The Rubin Museum will close its Manhattan galleries in October, but will continue to champion the art of the Himalayas through an expansive model that includes grant-making and continuing its active loan programme.
Jorrit Britschgi, the museum’s executive director, said that a lot of thought, planning, and analysis led to the decision to transition into a museum without walls and expand their reach globally. The museum began to make this move by implementing various digital strategies. “We were able to test many of them already with the pandemic,” Britschgi says.
For instance, Project Himalayan Art—the museum’s online resource—has become a multimedia treasure trove for educators and the curious alike. Its Mindfulness Meditation podcast, launched in 2015, has been downloaded by users from 189 countries. (Its other podcast, Awaken, was a Webby Awards honouree.)
The Rubin, founded by Donald and Shelley Rubin, opened in a former department stores in Manhattan’s Chelsea neighbourhood in 2004 with more than 3,000 objects centred largely around art from the Tibetan Plateau. It established its presence over the years with a series of memorable exhibitions and innovative programmes from displaying The Red Book—the Swiss psychiatrist Carl Jung’s legendary and rarely seen illustrated manuscript—to the popular Dream-overs where adult participants camped out near a work of choice while listening to lullabies and bedtime lectures about dreams.
Even before the onset of Covid-19, Britschgi says, the museum’s leaders were considering different ways they could use the collection and deploy their financial assets to collaborate with other organisations to tell the story of Himalayan art and culture.
In many respects, the Rubin has already implemented its global vision. For the 2022 Venice Biennale, it provided lead support for the inaugural Nepal pavilion. Earlier that year, it returned an artefact in its collection when it was discovered that it had been looted from Itumbaha, one of the oldest monasteries in Kathmandu.
Britschgi points out that the new model the museum is pursuing is not related to the repatriation issue. “If there are other pieces that should be sent back, we will do that,” he says. When it came to Itumbaha, the museum was presented with an additional opportunity to help that community establish its own museum. “It was our response to what the community wanted,” he says. “We stepped in with a meaningful contribution … and going forward we will be entering many more collaborations in the Himalayas that go beyond repatriation.”
The Rubin also successfully recreated the Mandala Lab, a fixture of its New York space, as an interactive installation in a park in Bilbao—further proof that the museum can create projects for public spaces. “We have been able to reach people who wouldn’t typically enter a museum and make them familiar with our work and what we stand for,” Britschgi says.
Applications for the Rubin’s new grant programme will open in March, with details on the process to be posted online at that time. “We want to be responsive,” says Britschgi, adding that it will also be a learning process for the organisation on how to effectively step in. “There are two angles; how do we enable scholarship and new research, and how can we support creative exploration and dialogue.” In addition to this two-pronged approach, the Rubin is also establishing an awards programme for artists from the region.

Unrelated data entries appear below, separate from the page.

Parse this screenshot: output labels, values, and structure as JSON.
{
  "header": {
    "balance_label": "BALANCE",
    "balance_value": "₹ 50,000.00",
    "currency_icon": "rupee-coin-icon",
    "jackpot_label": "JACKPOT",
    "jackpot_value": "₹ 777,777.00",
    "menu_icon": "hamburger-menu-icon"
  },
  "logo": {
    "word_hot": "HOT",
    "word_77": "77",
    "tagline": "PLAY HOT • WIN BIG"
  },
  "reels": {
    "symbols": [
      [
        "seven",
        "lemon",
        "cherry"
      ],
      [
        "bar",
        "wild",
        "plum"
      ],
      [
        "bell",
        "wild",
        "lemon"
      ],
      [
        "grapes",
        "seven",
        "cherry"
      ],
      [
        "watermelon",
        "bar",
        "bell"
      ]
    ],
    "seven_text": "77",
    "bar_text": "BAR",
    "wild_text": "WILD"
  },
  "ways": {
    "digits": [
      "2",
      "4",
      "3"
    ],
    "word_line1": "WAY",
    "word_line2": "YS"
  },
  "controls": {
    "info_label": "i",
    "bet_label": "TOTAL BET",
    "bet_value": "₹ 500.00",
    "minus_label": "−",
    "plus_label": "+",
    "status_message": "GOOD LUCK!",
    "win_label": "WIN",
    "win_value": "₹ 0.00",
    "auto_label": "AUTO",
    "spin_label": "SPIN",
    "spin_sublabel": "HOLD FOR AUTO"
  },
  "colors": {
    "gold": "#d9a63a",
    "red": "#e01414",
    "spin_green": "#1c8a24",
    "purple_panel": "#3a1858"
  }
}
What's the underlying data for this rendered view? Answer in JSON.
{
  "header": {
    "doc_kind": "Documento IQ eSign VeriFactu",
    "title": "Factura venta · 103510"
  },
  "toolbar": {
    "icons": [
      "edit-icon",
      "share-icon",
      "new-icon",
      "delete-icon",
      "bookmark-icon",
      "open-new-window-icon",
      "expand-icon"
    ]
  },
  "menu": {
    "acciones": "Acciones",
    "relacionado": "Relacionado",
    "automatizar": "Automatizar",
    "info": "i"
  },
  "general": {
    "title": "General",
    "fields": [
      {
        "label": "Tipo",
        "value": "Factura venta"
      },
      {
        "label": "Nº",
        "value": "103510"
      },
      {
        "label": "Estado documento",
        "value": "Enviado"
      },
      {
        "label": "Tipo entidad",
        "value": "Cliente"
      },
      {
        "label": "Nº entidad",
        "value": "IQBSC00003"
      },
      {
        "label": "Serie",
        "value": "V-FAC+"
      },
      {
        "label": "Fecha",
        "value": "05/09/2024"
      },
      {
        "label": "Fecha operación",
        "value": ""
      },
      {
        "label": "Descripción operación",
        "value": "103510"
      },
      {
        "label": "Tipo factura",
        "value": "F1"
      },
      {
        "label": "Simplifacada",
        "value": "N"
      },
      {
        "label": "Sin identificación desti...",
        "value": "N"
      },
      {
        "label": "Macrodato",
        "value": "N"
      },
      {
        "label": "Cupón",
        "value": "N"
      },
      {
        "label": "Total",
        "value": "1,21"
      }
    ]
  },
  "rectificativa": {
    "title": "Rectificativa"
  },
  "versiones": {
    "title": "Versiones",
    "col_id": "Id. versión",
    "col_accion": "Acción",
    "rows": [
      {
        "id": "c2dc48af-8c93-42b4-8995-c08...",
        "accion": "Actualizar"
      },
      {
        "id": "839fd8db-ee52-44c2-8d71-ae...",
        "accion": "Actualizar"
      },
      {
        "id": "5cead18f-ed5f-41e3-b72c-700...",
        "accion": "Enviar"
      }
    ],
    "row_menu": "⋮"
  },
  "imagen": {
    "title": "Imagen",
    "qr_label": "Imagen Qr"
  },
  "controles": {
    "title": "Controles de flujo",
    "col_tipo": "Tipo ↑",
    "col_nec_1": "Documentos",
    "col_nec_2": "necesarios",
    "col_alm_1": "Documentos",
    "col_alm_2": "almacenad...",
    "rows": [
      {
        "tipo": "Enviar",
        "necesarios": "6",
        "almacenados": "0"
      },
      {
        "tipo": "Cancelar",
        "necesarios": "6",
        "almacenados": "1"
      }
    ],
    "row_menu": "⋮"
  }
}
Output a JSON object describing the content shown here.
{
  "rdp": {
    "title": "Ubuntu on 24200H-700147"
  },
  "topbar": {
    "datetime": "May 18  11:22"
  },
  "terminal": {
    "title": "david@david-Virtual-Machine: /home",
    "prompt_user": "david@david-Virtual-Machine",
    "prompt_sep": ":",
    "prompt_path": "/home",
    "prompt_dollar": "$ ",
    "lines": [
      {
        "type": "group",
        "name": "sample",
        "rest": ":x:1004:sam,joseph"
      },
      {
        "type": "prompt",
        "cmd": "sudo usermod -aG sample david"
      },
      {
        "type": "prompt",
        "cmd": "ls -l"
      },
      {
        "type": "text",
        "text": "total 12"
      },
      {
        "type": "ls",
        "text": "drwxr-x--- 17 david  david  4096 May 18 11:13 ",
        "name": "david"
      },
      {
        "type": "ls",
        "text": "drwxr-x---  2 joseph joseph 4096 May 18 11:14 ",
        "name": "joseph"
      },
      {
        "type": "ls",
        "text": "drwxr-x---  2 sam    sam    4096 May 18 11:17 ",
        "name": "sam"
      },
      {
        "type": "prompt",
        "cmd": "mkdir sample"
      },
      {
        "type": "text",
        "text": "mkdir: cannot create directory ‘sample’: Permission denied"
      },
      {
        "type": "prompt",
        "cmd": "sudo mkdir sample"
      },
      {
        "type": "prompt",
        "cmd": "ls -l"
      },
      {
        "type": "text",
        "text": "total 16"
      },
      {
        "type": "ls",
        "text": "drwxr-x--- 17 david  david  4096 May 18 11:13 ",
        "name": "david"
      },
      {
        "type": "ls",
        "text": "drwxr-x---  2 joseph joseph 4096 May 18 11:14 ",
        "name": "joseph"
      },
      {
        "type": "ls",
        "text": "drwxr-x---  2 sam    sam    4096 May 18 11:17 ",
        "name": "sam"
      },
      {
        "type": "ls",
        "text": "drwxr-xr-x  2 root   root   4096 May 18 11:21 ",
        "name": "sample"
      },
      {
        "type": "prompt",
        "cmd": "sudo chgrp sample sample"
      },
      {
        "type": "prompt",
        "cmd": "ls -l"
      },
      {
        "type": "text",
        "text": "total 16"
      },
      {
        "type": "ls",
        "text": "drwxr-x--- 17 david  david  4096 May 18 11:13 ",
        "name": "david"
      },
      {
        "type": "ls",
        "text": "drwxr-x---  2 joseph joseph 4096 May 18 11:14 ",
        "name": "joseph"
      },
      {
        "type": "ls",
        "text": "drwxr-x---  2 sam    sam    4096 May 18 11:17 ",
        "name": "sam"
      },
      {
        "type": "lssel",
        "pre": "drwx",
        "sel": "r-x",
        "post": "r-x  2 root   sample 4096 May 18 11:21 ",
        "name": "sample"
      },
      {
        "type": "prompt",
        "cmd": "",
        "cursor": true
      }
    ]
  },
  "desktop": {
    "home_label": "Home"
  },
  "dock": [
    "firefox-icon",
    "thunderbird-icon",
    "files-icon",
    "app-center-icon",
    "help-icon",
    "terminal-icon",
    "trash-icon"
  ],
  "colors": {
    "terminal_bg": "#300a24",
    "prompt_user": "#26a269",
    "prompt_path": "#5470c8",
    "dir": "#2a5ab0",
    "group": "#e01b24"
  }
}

The decision to sell the building allows the museum to spread awareness of its work around the globe. “This is a choice that the Rubin is making from a position of strength.” Britschgi says.
There is one beloved treasure from the museum that will find a permanent home in New York City—the Tibetan Buddhist Shrine Room. The Rubin is still working out the details and will announce a location in the coming months.